Data about app and page elements
+ + + + + + +
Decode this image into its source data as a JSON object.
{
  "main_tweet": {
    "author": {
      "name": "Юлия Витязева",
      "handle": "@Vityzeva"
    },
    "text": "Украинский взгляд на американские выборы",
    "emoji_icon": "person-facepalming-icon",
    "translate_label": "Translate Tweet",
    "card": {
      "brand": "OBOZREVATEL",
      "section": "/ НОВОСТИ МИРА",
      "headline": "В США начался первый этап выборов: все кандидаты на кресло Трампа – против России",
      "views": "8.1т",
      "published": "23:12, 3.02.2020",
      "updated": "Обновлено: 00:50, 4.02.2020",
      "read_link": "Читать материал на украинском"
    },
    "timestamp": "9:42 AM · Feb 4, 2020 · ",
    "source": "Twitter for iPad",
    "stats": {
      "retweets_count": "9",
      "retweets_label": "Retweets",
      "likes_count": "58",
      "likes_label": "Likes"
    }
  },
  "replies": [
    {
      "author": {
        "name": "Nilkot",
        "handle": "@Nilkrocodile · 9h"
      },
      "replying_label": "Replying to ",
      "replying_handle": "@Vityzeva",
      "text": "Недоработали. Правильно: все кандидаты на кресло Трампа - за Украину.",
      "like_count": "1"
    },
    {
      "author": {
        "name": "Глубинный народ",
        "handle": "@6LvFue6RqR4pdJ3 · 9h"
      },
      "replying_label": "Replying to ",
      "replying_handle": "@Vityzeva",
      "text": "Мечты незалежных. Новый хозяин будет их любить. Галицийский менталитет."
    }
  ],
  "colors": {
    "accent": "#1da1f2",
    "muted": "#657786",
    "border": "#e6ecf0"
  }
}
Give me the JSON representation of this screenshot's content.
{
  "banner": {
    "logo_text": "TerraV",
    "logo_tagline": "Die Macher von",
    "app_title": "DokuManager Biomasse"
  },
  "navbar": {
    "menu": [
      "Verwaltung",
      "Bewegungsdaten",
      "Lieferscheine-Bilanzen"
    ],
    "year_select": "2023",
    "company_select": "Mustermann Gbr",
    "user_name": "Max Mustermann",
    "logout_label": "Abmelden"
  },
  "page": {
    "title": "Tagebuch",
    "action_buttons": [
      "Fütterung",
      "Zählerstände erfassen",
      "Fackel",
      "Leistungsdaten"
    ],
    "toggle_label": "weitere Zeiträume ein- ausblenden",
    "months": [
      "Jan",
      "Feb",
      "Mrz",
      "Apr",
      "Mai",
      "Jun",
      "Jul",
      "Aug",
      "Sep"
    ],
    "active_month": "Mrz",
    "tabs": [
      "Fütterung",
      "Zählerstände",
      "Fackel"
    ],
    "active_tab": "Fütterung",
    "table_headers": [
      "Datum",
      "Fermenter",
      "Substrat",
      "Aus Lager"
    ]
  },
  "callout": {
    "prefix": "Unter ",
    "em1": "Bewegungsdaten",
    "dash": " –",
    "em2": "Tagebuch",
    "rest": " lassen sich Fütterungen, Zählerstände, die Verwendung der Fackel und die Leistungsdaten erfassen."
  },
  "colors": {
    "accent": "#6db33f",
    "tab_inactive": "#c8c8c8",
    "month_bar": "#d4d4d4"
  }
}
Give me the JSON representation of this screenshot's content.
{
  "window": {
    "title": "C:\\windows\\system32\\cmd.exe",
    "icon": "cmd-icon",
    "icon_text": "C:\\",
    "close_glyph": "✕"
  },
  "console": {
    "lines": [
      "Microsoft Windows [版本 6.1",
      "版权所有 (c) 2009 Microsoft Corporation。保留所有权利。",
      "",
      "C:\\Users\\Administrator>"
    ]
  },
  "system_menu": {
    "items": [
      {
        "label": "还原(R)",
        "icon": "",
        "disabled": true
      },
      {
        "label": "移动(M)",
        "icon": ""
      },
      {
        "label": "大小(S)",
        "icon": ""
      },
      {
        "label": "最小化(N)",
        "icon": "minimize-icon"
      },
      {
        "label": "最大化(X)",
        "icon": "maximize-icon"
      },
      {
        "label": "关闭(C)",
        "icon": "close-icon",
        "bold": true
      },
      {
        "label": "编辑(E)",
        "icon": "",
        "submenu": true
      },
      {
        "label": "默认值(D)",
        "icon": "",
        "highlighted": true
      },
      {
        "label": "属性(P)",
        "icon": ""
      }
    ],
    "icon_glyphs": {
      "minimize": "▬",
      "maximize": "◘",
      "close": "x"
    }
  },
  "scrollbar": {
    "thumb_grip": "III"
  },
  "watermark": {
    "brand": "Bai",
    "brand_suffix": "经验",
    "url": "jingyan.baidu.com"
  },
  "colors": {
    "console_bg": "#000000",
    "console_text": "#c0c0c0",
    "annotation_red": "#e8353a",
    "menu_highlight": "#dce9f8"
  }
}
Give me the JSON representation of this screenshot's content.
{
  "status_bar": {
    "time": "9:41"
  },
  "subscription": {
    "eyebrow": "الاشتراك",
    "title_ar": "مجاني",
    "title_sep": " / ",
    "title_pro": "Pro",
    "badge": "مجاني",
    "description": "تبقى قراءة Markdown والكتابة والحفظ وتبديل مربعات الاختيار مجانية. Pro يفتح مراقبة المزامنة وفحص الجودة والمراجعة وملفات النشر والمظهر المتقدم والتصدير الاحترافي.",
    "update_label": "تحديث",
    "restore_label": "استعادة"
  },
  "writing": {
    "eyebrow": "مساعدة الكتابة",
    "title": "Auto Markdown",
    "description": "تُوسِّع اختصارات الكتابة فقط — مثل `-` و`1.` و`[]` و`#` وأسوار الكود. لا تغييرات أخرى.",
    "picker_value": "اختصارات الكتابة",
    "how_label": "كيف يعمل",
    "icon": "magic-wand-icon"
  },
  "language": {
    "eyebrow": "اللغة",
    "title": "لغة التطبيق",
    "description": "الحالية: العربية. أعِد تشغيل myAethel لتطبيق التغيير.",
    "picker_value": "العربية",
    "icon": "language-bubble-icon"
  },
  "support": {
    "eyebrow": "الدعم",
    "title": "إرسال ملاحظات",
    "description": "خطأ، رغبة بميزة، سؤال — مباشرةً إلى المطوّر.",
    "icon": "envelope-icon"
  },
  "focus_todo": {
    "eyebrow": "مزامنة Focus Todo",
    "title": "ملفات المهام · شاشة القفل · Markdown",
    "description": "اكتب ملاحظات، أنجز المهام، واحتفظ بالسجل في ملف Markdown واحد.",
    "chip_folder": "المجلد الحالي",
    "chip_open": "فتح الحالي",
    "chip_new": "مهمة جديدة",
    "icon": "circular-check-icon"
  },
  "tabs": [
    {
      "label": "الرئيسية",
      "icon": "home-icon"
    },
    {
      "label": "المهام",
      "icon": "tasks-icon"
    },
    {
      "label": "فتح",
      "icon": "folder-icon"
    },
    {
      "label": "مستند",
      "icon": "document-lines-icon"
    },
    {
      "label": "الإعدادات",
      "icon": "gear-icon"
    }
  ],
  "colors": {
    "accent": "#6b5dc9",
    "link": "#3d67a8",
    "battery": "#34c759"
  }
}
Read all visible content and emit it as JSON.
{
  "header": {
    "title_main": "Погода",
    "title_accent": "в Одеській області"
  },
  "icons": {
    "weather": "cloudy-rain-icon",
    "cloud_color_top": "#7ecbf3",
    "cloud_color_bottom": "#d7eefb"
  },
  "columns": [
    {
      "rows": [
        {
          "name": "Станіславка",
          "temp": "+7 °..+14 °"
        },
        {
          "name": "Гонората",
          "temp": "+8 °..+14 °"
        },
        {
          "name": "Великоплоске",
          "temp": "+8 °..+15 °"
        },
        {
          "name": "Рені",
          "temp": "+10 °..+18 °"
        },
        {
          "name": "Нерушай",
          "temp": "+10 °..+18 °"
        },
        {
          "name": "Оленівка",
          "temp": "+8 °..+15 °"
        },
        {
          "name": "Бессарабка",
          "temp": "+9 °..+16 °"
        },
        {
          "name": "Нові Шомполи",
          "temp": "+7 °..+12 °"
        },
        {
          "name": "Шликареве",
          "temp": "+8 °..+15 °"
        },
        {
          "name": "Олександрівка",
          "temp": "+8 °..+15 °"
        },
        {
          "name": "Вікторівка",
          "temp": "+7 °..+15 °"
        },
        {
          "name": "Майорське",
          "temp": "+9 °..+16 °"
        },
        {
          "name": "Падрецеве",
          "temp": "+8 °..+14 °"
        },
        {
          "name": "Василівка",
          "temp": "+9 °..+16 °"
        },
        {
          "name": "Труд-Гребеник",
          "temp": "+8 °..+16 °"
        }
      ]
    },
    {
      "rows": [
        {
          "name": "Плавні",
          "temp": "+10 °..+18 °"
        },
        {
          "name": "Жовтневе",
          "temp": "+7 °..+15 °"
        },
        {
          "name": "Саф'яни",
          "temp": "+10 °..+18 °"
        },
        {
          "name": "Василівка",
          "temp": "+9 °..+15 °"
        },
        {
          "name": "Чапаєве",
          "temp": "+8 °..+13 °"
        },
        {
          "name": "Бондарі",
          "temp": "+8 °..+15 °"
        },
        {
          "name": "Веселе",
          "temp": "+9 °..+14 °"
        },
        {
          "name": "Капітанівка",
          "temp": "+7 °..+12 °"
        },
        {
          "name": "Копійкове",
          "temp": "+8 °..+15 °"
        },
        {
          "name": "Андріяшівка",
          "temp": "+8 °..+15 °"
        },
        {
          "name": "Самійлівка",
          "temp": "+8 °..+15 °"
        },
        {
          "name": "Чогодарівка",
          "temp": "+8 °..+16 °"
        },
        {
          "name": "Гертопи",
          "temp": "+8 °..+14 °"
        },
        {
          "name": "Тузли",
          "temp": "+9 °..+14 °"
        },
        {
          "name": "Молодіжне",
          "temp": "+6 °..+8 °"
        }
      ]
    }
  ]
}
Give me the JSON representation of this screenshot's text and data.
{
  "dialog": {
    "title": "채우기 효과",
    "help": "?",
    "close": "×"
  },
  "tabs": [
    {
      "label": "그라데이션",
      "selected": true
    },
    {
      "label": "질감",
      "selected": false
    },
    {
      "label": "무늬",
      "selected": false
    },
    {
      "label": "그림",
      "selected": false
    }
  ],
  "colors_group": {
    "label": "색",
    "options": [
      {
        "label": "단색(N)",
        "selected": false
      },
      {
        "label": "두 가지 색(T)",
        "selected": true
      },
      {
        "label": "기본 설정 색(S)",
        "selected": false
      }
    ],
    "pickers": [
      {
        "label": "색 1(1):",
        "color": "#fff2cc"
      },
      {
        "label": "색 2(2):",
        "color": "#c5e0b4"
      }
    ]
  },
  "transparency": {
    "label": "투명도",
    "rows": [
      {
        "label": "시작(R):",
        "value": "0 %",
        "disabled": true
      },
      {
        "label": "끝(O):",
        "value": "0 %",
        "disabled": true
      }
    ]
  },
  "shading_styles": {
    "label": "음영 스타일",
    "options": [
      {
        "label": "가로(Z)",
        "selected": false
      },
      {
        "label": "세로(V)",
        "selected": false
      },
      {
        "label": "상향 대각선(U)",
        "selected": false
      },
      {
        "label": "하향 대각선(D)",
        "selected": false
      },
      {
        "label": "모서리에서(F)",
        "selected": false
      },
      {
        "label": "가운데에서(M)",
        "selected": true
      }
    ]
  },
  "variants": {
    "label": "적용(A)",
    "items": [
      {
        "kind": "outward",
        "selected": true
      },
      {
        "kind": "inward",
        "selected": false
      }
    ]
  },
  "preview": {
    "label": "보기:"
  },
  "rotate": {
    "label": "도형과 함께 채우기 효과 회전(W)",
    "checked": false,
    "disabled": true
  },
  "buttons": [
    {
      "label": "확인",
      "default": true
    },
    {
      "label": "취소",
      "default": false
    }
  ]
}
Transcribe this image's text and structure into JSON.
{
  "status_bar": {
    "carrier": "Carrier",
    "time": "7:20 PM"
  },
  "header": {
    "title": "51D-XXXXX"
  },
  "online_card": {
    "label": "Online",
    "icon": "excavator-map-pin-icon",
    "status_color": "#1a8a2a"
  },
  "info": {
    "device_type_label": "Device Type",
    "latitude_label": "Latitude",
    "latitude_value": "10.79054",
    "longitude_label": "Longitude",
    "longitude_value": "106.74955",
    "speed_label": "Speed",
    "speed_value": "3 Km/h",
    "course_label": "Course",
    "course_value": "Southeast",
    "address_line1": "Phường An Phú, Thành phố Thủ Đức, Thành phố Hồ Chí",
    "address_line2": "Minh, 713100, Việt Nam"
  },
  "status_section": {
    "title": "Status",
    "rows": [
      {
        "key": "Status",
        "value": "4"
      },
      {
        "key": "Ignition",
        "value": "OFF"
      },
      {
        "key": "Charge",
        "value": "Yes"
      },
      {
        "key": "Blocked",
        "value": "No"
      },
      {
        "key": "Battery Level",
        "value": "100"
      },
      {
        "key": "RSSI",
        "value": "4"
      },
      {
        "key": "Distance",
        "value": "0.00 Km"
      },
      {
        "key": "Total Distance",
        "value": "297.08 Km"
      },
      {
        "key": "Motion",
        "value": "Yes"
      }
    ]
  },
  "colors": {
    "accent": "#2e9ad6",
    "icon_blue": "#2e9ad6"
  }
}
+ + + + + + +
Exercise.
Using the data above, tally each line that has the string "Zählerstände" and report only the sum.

Exercise output.
3